> **Task goal**: Below are some records. Copy every line in them that holds "content".

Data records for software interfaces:
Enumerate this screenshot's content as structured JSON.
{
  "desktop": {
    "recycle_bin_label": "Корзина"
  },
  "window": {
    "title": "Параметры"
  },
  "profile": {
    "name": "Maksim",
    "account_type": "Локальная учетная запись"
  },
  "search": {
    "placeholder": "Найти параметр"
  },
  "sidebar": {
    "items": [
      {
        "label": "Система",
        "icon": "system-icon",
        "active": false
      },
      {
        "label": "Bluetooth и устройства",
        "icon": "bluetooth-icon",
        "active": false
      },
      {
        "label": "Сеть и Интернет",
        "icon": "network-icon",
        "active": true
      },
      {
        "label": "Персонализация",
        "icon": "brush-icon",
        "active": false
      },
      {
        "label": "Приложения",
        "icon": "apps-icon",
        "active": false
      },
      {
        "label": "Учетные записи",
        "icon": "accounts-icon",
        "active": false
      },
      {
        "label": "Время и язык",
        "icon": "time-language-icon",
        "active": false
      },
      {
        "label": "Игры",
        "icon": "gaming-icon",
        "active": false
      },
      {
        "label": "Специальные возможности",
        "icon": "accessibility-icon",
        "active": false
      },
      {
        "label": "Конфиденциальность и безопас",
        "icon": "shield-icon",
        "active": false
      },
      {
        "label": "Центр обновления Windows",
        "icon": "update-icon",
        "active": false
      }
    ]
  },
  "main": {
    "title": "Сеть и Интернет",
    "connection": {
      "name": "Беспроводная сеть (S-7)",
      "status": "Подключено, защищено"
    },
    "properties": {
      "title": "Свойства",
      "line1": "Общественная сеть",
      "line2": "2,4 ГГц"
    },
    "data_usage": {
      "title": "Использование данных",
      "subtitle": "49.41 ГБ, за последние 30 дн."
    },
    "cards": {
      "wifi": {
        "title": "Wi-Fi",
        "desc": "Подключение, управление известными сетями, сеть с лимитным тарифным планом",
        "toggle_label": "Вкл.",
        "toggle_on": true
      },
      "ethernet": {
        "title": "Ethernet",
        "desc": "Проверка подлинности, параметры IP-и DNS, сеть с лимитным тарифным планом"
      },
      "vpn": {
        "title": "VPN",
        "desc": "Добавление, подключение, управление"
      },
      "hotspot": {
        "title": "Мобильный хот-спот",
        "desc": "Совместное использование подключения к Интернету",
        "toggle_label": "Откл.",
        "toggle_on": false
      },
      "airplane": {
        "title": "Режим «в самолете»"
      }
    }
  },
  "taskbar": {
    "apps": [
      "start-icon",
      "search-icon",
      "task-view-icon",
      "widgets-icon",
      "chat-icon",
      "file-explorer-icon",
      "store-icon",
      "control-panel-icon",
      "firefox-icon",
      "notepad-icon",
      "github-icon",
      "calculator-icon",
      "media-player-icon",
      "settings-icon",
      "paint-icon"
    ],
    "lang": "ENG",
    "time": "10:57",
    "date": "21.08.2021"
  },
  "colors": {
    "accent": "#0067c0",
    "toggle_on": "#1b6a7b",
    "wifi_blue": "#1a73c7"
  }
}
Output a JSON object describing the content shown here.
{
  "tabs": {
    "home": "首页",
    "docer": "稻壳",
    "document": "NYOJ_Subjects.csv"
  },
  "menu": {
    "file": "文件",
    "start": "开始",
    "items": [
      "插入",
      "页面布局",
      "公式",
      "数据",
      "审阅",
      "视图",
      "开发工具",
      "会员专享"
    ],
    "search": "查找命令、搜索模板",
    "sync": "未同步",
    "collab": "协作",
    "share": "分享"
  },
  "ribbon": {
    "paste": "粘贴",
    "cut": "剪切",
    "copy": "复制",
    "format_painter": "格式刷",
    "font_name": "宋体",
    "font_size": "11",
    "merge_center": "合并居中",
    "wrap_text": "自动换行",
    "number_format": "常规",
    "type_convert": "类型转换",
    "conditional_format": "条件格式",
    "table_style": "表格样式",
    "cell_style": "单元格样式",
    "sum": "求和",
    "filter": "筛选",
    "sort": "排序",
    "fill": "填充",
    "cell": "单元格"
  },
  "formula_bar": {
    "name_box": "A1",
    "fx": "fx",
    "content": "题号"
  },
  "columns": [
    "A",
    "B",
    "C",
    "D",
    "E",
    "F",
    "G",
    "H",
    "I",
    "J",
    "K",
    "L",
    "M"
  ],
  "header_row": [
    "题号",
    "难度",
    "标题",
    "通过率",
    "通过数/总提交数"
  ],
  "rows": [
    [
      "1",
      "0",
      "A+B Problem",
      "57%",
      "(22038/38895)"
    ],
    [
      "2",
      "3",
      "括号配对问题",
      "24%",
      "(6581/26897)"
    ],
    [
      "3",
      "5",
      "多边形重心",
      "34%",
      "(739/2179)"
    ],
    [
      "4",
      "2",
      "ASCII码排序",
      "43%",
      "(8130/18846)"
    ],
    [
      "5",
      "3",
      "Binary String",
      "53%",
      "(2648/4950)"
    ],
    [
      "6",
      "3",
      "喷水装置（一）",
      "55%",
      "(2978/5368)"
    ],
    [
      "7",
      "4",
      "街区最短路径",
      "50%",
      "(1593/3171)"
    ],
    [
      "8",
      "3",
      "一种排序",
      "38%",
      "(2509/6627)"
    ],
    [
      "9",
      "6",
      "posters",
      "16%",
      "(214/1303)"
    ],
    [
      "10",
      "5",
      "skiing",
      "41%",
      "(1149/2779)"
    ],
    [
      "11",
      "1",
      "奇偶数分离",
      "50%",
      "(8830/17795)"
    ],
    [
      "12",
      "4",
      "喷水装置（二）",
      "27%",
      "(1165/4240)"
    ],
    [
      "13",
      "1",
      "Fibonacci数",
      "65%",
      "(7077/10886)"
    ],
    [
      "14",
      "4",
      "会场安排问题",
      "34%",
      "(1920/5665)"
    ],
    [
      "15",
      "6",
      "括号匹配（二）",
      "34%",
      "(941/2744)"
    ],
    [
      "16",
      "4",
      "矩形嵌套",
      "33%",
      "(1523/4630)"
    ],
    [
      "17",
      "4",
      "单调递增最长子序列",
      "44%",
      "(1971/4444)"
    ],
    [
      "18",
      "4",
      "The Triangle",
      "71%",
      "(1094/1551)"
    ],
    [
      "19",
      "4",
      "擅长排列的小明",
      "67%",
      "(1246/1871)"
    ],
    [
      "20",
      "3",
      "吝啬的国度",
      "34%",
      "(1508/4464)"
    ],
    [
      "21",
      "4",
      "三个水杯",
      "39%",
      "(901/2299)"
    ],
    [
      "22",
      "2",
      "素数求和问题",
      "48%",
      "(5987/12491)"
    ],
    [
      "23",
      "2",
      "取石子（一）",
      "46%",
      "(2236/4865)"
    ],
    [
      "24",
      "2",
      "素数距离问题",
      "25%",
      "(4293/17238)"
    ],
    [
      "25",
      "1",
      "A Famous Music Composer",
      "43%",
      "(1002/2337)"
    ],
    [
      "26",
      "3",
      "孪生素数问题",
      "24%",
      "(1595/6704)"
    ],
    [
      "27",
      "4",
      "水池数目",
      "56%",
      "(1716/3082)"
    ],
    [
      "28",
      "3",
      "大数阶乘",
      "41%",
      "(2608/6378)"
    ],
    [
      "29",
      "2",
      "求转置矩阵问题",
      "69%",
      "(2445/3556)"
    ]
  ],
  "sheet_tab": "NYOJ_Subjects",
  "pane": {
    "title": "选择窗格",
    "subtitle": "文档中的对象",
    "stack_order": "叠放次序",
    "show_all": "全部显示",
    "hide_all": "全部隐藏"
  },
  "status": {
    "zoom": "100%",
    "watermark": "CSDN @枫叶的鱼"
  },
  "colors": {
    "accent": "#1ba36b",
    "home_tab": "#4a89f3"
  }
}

> **Output for this task**:
Enumerate this screenshot's content as structured JSON.
Output a JSON object describing the content shown here.
    "content": "题号"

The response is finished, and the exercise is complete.